## YOUR GOAL
Work out how many lines of the records contain "Direção". Answer with the number and nothing else.

## SOURCE DATA
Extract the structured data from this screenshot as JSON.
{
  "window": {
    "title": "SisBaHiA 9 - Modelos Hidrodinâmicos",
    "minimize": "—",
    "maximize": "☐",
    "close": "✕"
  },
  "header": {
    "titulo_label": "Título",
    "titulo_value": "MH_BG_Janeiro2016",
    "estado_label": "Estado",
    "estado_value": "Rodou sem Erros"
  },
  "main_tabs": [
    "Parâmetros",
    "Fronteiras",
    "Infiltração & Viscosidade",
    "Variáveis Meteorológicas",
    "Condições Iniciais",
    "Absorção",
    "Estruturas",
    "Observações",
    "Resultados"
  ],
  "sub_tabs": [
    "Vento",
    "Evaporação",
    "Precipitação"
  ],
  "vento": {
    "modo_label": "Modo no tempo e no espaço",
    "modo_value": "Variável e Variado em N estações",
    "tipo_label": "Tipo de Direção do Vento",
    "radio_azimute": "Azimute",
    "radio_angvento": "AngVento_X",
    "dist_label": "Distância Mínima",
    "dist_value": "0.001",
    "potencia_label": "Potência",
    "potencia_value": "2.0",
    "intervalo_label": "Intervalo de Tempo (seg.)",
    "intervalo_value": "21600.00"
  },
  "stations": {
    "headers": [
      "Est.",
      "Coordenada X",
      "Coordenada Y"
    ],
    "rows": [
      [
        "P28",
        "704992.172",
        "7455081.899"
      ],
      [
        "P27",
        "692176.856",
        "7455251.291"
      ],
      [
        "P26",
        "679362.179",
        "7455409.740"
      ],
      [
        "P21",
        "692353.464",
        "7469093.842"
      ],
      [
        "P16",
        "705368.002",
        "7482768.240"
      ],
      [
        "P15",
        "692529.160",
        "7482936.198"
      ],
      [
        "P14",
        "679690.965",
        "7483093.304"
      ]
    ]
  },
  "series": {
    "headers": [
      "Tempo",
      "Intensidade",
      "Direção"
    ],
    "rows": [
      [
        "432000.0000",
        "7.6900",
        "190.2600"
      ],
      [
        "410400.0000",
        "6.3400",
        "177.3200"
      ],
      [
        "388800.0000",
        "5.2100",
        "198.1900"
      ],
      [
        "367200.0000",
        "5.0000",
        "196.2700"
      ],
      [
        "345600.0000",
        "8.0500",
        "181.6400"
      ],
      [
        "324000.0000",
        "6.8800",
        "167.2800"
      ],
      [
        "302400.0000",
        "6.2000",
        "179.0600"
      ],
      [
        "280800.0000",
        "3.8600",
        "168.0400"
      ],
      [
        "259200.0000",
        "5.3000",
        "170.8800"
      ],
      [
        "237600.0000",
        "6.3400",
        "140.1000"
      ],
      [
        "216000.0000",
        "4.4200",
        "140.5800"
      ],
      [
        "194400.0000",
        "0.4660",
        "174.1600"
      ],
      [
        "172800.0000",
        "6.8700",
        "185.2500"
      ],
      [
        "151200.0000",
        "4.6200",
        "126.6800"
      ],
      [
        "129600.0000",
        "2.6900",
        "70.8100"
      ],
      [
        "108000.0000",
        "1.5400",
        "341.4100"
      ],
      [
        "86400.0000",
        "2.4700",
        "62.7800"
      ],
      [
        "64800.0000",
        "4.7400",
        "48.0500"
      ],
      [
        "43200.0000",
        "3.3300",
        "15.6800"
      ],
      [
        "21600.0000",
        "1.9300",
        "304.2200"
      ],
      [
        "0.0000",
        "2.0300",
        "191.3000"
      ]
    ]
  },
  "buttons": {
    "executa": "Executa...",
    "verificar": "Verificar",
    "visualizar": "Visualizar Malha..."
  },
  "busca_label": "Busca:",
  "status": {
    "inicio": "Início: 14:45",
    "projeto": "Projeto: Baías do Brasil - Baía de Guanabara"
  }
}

## REPLY TO THE TASK
2